reel as we can? Have we follow"-*!""1"
letter of the Constitution or liei'""111"
circumvented it without making tW, cn -
-I i t ul i ee n ;i I a me tld ment s that j
abridgment of the
be answered, or we shall lose by '
something thai no outside po«'«f
are questions which sooner tir leih'r .
iiii outside po"e ,„ .
he-en eihle- le. take away from us -^j^,
libeiIv. our freedom. Lrs
We would do well to remember, _(>|lls
government is hest which is clo-^n the
the people." Probably of all the a!Js |)v t
ments to the I ionstitution the •;ram?
Amendment has been mi'si .iltei* tusine
luted or ignored. Tbat ainendnie''laige
plv states, "Tbe powers not deh*Pa7 bad
the I nited Steilcs by the ConstMnrdin
nor prohibited by it to tlie state^hich
reserved to the states respectively!'ion t
the people." M>t.
In Congress I recognized very 'I'V'idil
the continuing bailie being waf-'™'lle
Iwiin those' believing iii free ente*ion a
and those believing in the goverfljlic pi
controlled economy. Many times tjpend
sine that some of those chamP™ '1V11
federal controls somehow I ><■ I i<•"•'.'''M ~ ;
ne can retain all the blessings ojpess.
enterprise, plus the added help i""'1'"'^
ernment through regulation. This*ra' £-''
breathing i e freelv while •j"1"*"
strangled, and I cannol grasp th' "
ol mv colleagues. Tr'''

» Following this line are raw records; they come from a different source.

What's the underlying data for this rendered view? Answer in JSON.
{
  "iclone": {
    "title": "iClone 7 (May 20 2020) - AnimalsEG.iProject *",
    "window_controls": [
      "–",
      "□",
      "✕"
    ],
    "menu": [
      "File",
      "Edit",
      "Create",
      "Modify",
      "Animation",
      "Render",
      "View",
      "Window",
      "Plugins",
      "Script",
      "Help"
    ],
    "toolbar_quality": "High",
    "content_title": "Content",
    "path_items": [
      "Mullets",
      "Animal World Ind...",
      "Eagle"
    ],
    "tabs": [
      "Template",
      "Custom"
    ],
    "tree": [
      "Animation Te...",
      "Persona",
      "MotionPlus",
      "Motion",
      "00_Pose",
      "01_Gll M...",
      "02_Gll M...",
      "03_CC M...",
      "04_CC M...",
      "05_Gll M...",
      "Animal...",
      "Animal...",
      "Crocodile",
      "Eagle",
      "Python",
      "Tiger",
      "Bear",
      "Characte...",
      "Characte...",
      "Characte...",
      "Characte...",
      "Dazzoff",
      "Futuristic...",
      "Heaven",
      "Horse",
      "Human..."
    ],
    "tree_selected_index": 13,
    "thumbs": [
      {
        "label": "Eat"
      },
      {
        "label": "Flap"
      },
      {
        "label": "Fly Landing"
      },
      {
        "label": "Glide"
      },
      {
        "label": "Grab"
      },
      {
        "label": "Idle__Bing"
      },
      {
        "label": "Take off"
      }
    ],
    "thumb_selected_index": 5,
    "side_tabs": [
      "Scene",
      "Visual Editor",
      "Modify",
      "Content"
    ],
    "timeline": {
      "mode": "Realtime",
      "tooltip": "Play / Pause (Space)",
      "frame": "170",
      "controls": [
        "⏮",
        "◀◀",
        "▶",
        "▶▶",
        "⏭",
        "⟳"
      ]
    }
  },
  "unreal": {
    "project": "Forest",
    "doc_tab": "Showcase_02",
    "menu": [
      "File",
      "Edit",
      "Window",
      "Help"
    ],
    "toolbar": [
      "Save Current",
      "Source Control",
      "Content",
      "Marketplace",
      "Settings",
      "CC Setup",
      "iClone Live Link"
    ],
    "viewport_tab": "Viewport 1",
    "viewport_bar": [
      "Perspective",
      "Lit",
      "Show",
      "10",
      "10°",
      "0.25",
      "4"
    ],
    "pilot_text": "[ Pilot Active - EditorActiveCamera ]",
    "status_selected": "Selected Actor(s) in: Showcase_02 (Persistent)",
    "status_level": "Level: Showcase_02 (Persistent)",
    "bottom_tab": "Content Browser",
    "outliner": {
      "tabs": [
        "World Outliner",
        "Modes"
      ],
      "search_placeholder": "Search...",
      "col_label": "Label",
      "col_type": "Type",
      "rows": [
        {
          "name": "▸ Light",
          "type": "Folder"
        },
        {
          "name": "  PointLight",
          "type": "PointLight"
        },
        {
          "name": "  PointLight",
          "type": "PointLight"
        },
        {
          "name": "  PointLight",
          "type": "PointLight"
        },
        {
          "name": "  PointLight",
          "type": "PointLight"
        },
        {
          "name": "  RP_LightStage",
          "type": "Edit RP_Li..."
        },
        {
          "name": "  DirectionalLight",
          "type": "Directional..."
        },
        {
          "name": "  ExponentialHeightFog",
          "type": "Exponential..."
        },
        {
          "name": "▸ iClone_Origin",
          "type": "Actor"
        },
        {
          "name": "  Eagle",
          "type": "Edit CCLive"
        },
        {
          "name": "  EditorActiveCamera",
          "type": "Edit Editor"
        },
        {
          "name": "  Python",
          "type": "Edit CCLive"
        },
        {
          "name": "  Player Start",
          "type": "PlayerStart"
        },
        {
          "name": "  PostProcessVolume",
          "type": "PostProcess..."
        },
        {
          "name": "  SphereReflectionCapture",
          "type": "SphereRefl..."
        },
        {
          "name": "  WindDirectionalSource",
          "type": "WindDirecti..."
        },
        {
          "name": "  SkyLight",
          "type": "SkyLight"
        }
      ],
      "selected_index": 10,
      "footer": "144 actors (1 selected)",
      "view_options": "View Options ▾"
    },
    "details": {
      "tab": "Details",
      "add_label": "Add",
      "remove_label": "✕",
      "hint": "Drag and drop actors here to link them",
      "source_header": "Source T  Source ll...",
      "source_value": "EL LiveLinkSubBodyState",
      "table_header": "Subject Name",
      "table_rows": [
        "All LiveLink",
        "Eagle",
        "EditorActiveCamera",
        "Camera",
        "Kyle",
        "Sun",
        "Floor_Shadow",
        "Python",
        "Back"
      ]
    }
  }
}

leuiltl senile ul their constituents,
jure thai some
iceili/i' lhe sie-njheanee of socia.
1'vi is Forum News. Janiiai'll-'m